Alexandre Dumas’ THE QUEEN’S NECKLACE is a riveting historical fiction novel loosely based a scandalous crime involving one of the most famous women in French history: Marie Antoinette.
One of the most famous French writers of all time, Alexandre Dumas (1802–1870) is best known for his historical fiction novels The Three Musketeers and The Count of Monte Cristo. He is considered to have brought the historical novel back into fashion in nineteenth century France through his adventurous blends of fiction and history. After initial success as a playwright, Dumas soon turned to novel writing and eventually went on to produce hundreds of books. Unsurprisingly, Dumas carried over his skills as a playwright into his prose. In addition to novels, Dumas wrote numerous stories, travelogues, and eight volumes of essays on some of the most famous crimes in history.
“[Dumas] was the most generous, large-hearted being in the world. He also was the most delightfully amusing and egotistical creature on the face of the earth. His tongue was like a windmill – once set in motion, you never knew when he would stop, especially if the theme was himself.” —Watts Phillips
Dumas’ legacy went beyond his own work too. His son, Alexandre Dumas fils was also a writer, and best known for The Lady of the Camellias (which served as inspiration for the film Moulin Rouge!). Dumas père‘s works have also been adapted into films. In fact, hundreds of films inspired by his works.
And, of course, Skyboat Media and Blackstone Publishing are thrilled to continue the tradition and bring this literary classic to audio in the twenty-first century. As he recorded THE QUEEN’S NECKLACE (one of eight books in the Marie Antoinette Romances), narrator extraordinaire Stefan Rudnicki reveled in Dumas’s “extraordinarily vivid characters and brilliant dialogue.”
In THE QUEEN’S NECKLACE Alexandre Dumas takes on Marie Antoinette.
In 1785, a leading Catholic cardinal stood accused of forging the queen’s signature to obtain the most expensive piece of jewelry in Europe: a 2,800-carat diamond necklace. On the cusp of revolution, it seems that just about anything might fuel the fire of freedom and resistance under the feet of the French public.
When the Affair of the Diamond Necklace comes to trial, it proves to be one of the final dominoes in the fall of the French monarchy. The handling of the theft and fraud added weight to Marie Antoinette’s reputation of being frivolous and without morals, and to Louis XVI’s reputation of being a weak, ineffective king.

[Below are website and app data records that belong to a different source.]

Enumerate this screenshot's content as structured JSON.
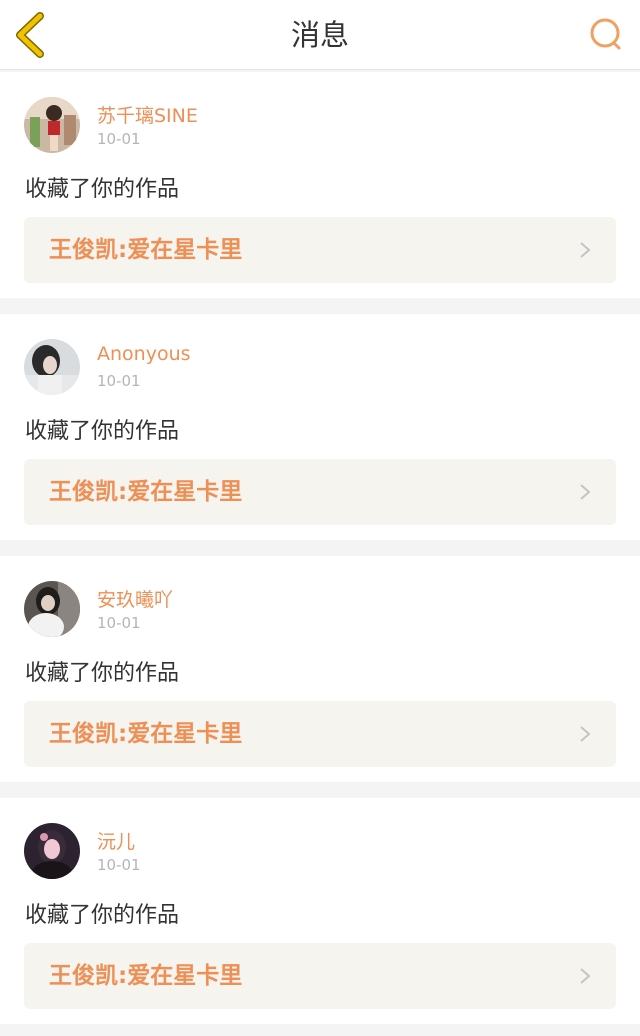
{
  "header": {
    "title": "消息",
    "back_icon": "chevron-left-icon",
    "search_icon": "search-icon",
    "accent": "#e6b800",
    "search_color": "#f0a060"
  },
  "messages": [
    {
      "username": "苏千璃SINE",
      "date": "10-01",
      "action": "收藏了你的作品",
      "work_title": "王俊凯:爱在星卡里"
    },
    {
      "username": "Anonyous",
      "date": "10-01",
      "action": "收藏了你的作品",
      "work_title": "王俊凯:爱在星卡里"
    },
    {
      "username": "安玖曦吖",
      "date": "10-01",
      "action": "收藏了你的作品",
      "work_title": "王俊凯:爱在星卡里"
    },
    {
      "username": "沅儿",
      "date": "10-01",
      "action": "收藏了你的作品",
      "work_title": "王俊凯:爱在星卡里"
    }
  ],
  "colors": {
    "username": "#ee8f55",
    "work_title": "#ee8f55",
    "link_bg": "#f5f4ee",
    "date": "#b5b5b5"
  }
}
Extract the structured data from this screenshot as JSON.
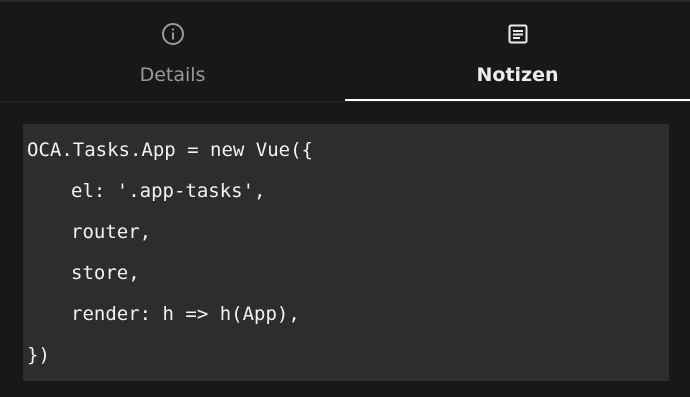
{
  "tabs": [
    {
      "label": "Details",
      "icon": "info-icon",
      "active": false
    },
    {
      "label": "Notizen",
      "icon": "notes-icon",
      "active": true
    }
  ],
  "code": {
    "lines": [
      "OCA.Tasks.App = new Vue({",
      "el: '.app-tasks',",
      "router,",
      "store,",
      "render: h => h(App),",
      "})"
    ]
  },
  "colors": {
    "background": "#181818",
    "code_background": "#2d2d2d",
    "active_underline": "#ffffff",
    "inactive_text": "#9a9a9a",
    "active_text": "#ececec"
  }
}
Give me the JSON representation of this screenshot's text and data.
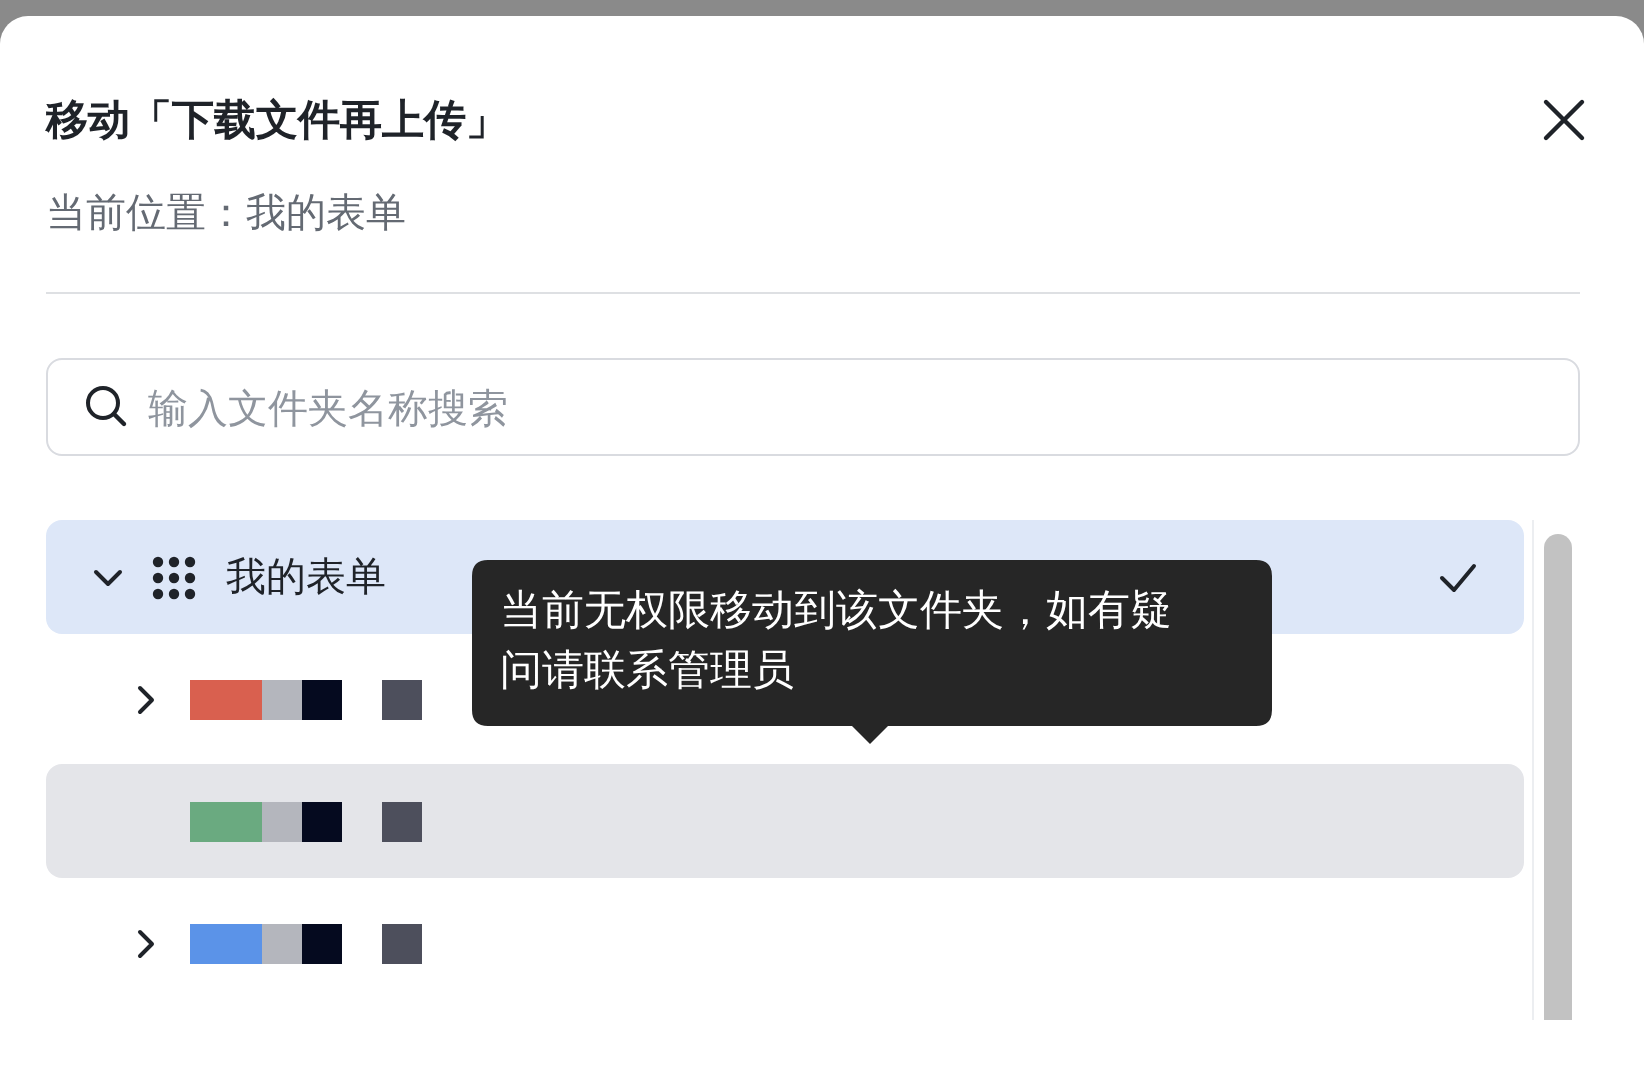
{
  "dialog": {
    "title": "移动「下载文件再上传」",
    "location": "当前位置：我的表单"
  },
  "search": {
    "placeholder": "输入文件夹名称搜索"
  },
  "tree": [
    {
      "label": "我的表单",
      "kind": "root",
      "expanded": true,
      "selected": true,
      "children": [
        {
          "kind": "redacted",
          "color": "#d9604f",
          "has_children": true,
          "hovered": false,
          "selected": false
        },
        {
          "kind": "redacted",
          "color": "#6aaa80",
          "has_children": false,
          "hovered": true,
          "selected": false
        },
        {
          "kind": "redacted",
          "color": "#5b93e8",
          "has_children": true,
          "hovered": false,
          "selected": false
        }
      ]
    }
  ],
  "tooltip": {
    "text": "当前无权限移动到该文件夹，如有疑问请联系管理员"
  }
}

“He who, after a day without suffering, when millions of his fellow creatures are enduring dreadful privations, throws himself on his bed of down, between his fine and well-aired sheets, may find out that all is for the best in this best of all possible worlds. But he who is hungry sees none of these beauties of nature; he who is cold hates the sky without a sun, and consequently without a smile for such unfortunates. Now, at the time at which we write… three hundred thousand miserable beings, dying from cold and hunger, groaned in Paris alone—in that Paris where, in spite of the boast that scarcely another city contained so many rich people, nothing had been prepared to prevent the poor from perishing of cold and wretchedness.”
—Alexandre Dumas, The Queen’s Necklace
THE QUEEN’S NECKLACE (The Marie Antoinette Romances) by Alexandre Dumas
Read by Stefan Rudnicki
In 1785, a sensational trial began in Paris that would divide the country and captivate Europe. A leading Catholic cardinal and scion of one of the most distinguished families in France stood accused of forging the queen’s signature to obtain the most expensive piece of jewelry in Europe: a 2,800-carat diamond necklace. Known as the Affair of the Diamond Necklace, it contributed to the French populace’s disillusionment with the monarchy and precipitated the French Revolution.
The Queen’s Necklace, loosely based on the Affair, is Alexandre Dumas’s take on the royal scandal. Originally serialized in the French newspaper La Presse in 1849-1850 (immediately following the French Revolution of 1848), The Queen’s Necklace is an epic tale of love and courage, hatred and betrayal with a missing diamond necklace, an accused queen, a daring manipulator, love-struck youth, royal revenge and ecclesiastical machinations all playing out against the backdrop of the rising discontent among the French rabble. It is, in short, a thrilling tale by a master of historical fiction.